Report how many lines in the listing below include the word "Responder". Write nothing besides the number.

##### Provided entries #####

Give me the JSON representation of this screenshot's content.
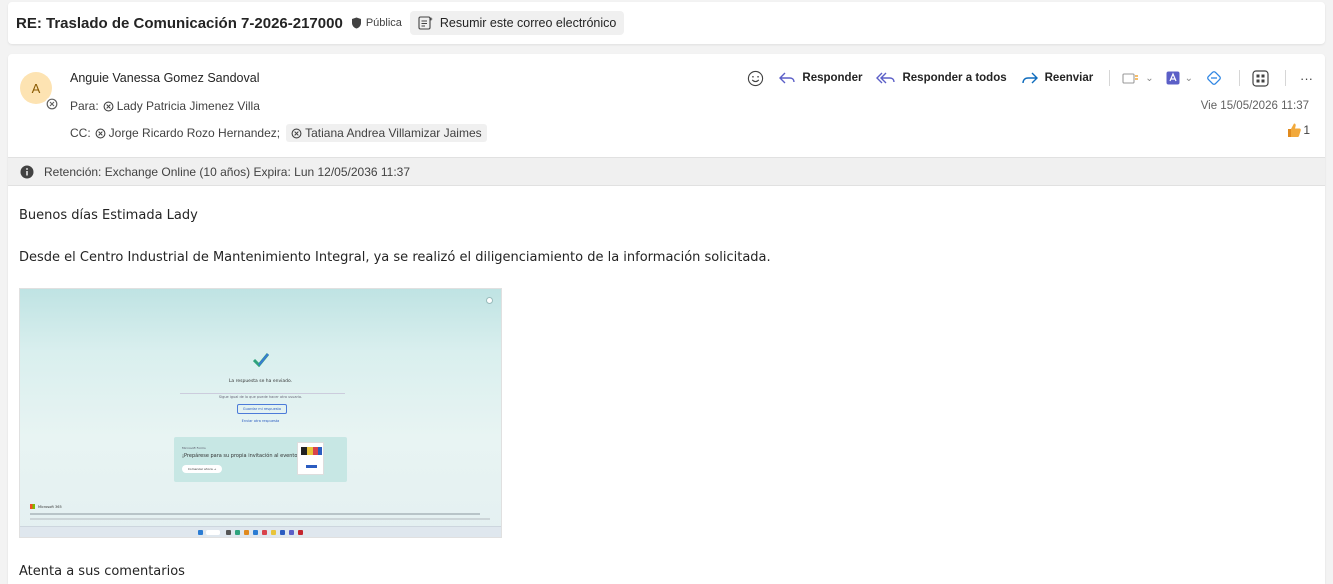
{
  "subject": {
    "title": "RE: Traslado de Comunicación 7-2026-217000",
    "sensitivity": "Pública",
    "summarize_label": "Resumir este correo electrónico"
  },
  "message": {
    "avatar_initial": "A",
    "sender": "Anguie Vanessa Gomez Sandoval",
    "to_label": "Para:",
    "to": [
      "Lady Patricia Jimenez Villa"
    ],
    "cc_label": "CC:",
    "cc": [
      "Jorge Ricardo Rozo Hernandez;",
      "Tatiana Andrea Villamizar Jaimes"
    ],
    "date": "Vie 15/05/2026 11:37",
    "reaction_count": "1"
  },
  "actions": {
    "reply": "Responder",
    "reply_all": "Responder a todos",
    "forward": "Reenviar",
    "more": "···"
  },
  "retention": {
    "text": "Retención: Exchange Online (10 años) Expira: Lun 12/05/2036 11:37"
  },
  "body": {
    "greeting": "Buenos días Estimada Lady",
    "paragraph": "Desde el Centro Industrial de Mantenimiento Integral, ya se realizó el diligenciamiento de la información solicitada.",
    "closing": "Atenta a sus comentarios"
  },
  "screenshot": {
    "title": "La respuesta se ha enviado.",
    "subtitle": "Sigue igual de lo que puede hacer otro usuario.",
    "button": "Guardar mi respuesta",
    "link": "Enviar otra respuesta",
    "card_small": "Microsoft Forms",
    "card_title": "¡Prepárese para su propia invitación al evento!",
    "card_button": "Comenzar ahora →",
    "brand": "Microsoft 365",
    "search": "Buscar"
  },
  "colors": {
    "accent": "#5b5fc7",
    "forward_blue": "#0f6cbd",
    "avatar_bg": "#fde3b2",
    "reaction": "#f2a93b"
  }
}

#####

Completed exercise:
2